◆ Data to process:
== == ==

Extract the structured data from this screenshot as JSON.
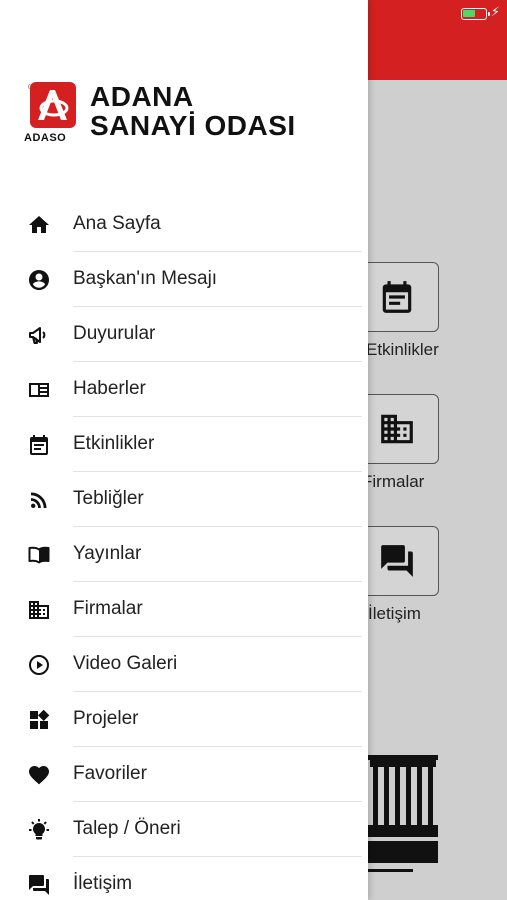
{
  "background": {
    "header_color": "#d42020",
    "battery_level": 0.55,
    "tiles": [
      {
        "label": "Etkinlikler",
        "icon": "calendar-icon"
      },
      {
        "label": "Firmalar",
        "icon": "buildings-icon"
      },
      {
        "label": "İletişim",
        "icon": "chat-icon"
      }
    ]
  },
  "drawer": {
    "logo": {
      "line1": "ADANA",
      "line2": "SANAYİ ODASI",
      "abbr": "ADASO"
    },
    "items": [
      {
        "label": "Ana Sayfa",
        "icon": "home-icon"
      },
      {
        "label": "Başkan'ın Mesajı",
        "icon": "account-circle-icon"
      },
      {
        "label": "Duyurular",
        "icon": "megaphone-icon"
      },
      {
        "label": "Haberler",
        "icon": "newspaper-icon"
      },
      {
        "label": "Etkinlikler",
        "icon": "calendar-icon"
      },
      {
        "label": "Tebliğler",
        "icon": "rss-icon"
      },
      {
        "label": "Yayınlar",
        "icon": "book-open-icon"
      },
      {
        "label": "Firmalar",
        "icon": "buildings-icon"
      },
      {
        "label": "Video Galeri",
        "icon": "play-circle-icon"
      },
      {
        "label": "Projeler",
        "icon": "widgets-icon"
      },
      {
        "label": "Favoriler",
        "icon": "heart-icon"
      },
      {
        "label": "Talep / Öneri",
        "icon": "lightbulb-icon"
      },
      {
        "label": "İletişim",
        "icon": "chat-icon"
      }
    ]
  }
}
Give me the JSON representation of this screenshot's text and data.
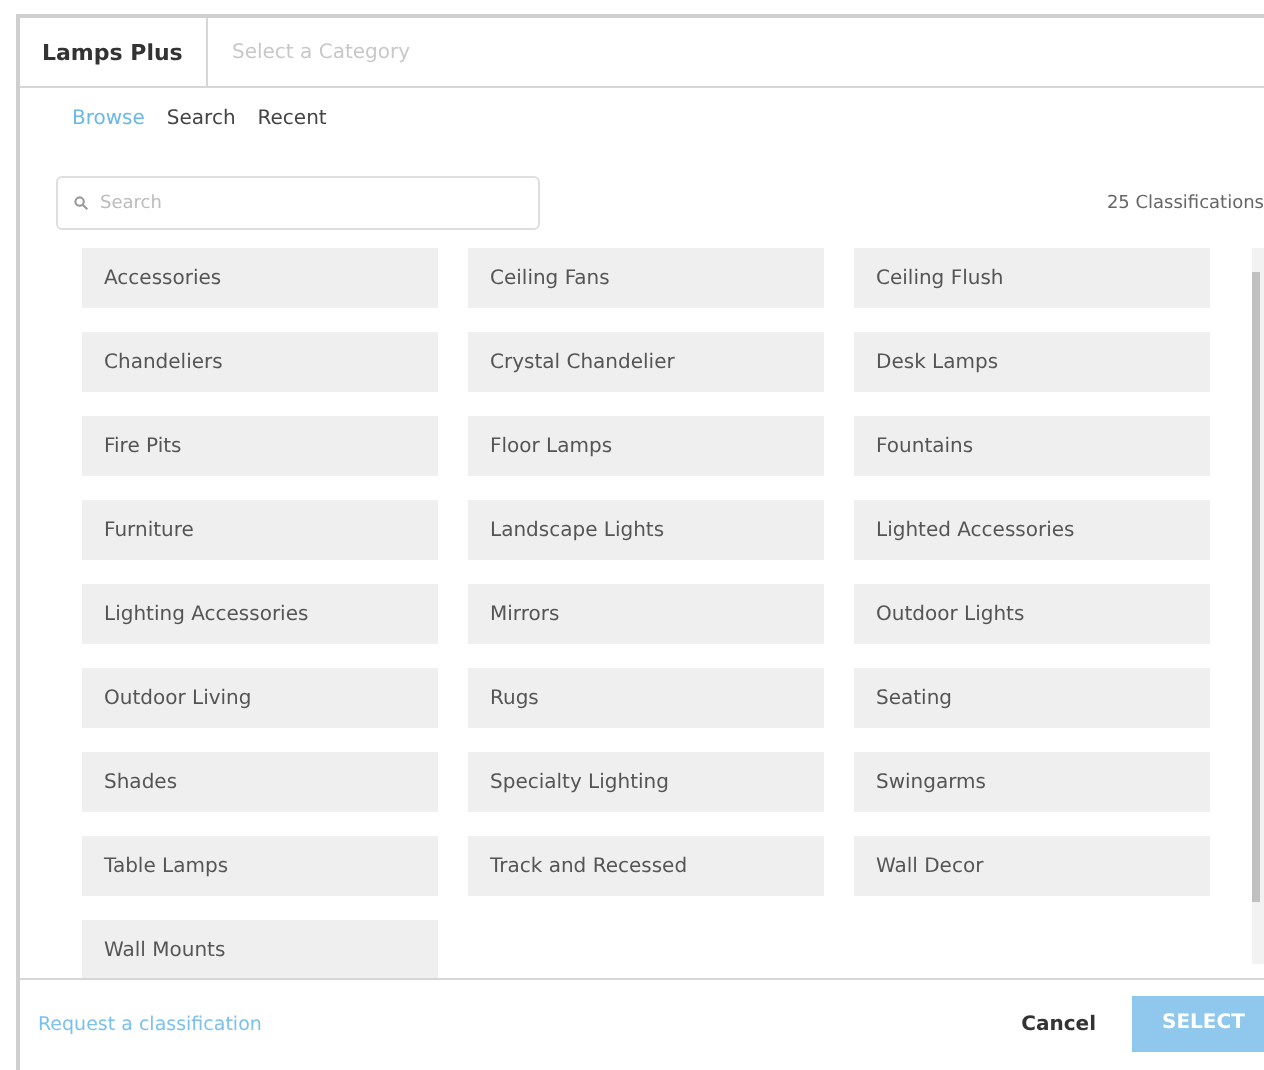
{
  "header": {
    "title": "Lamps Plus",
    "category_placeholder": "Select a Category"
  },
  "tabs": [
    {
      "label": "Browse",
      "selected": true
    },
    {
      "label": "Search",
      "selected": false
    },
    {
      "label": "Recent",
      "selected": false
    }
  ],
  "search": {
    "placeholder": "Search"
  },
  "count": "25 Classifications",
  "categories": [
    "Accessories",
    "Ceiling Fans",
    "Ceiling Flush",
    "Chandeliers",
    "Crystal Chandelier",
    "Desk Lamps",
    "Fire Pits",
    "Floor Lamps",
    "Fountains",
    "Furniture",
    "Landscape Lights",
    "Lighted Accessories",
    "Lighting Accessories",
    "Mirrors",
    "Outdoor Lights",
    "Outdoor Living",
    "Rugs",
    "Seating",
    "Shades",
    "Specialty Lighting",
    "Swingarms",
    "Table Lamps",
    "Track and Recessed",
    "Wall Decor",
    "Wall Mounts"
  ],
  "footer": {
    "link": "Request a classification",
    "cancel": "Cancel",
    "select": {
      "label": "SELECT",
      "disabled": true
    }
  }
}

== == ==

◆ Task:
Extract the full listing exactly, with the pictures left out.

◆ Result of this exercise:
Extract the structured data from this screenshot as JSON.
{
  "background": {
    "header_color": "#d42020",
    "battery_level": 0.55,
    "tiles": [
      {
        "label": "Etkinlikler",
        "icon": "calendar-icon"
      },
      {
        "label": "Firmalar",
        "icon": "buildings-icon"
      },
      {
        "label": "İletişim",
        "icon": "chat-icon"
      }
    ]
  },
  "drawer": {
    "logo": {
      "line1": "ADANA",
      "line2": "SANAYİ ODASI",
      "abbr": "ADASO"
    },
    "items": [
      {
        "label": "Ana Sayfa",
        "icon": "home-icon"
      },
      {
        "label": "Başkan'ın Mesajı",
        "icon": "account-circle-icon"
      },
      {
        "label": "Duyurular",
        "icon": "megaphone-icon"
      },
      {
        "label": "Haberler",
        "icon": "newspaper-icon"
      },
      {
        "label": "Etkinlikler",
        "icon": "calendar-icon"
      },
      {
        "label": "Tebliğler",
        "icon": "rss-icon"
      },
      {
        "label": "Yayınlar",
        "icon": "book-open-icon"
      },
      {
        "label": "Firmalar",
        "icon": "buildings-icon"
      },
      {
        "label": "Video Galeri",
        "icon": "play-circle-icon"
      },
      {
        "label": "Projeler",
        "icon": "widgets-icon"
      },
      {
        "label": "Favoriler",
        "icon": "heart-icon"
      },
      {
        "label": "Talep / Öneri",
        "icon": "lightbulb-icon"
      },
      {
        "label": "İletişim",
        "icon": "chat-icon"
      }
    ]
  }
}
Give me the JSON representation of this screenshot's text and data.
{
  "header": {
    "title": "Lamps Plus",
    "category_placeholder": "Select a Category"
  },
  "tabs": [
    {
      "label": "Browse",
      "selected": true
    },
    {
      "label": "Search",
      "selected": false
    },
    {
      "label": "Recent",
      "selected": false
    }
  ],
  "search": {
    "placeholder": "Search"
  },
  "count": "25 Classifications",
  "categories": [
    "Accessories",
    "Ceiling Fans",
    "Ceiling Flush",
    "Chandeliers",
    "Crystal Chandelier",
    "Desk Lamps",
    "Fire Pits",
    "Floor Lamps",
    "Fountains",
    "Furniture",
    "Landscape Lights",
    "Lighted Accessories",
    "Lighting Accessories",
    "Mirrors",
    "Outdoor Lights",
    "Outdoor Living",
    "Rugs",
    "Seating",
    "Shades",
    "Specialty Lighting",
    "Swingarms",
    "Table Lamps",
    "Track and Recessed",
    "Wall Decor",
    "Wall Mounts"
  ],
  "footer": {
    "link": "Request a classification",
    "cancel": "Cancel",
    "select": {
      "label": "SELECT",
      "disabled": true
    }
  }
}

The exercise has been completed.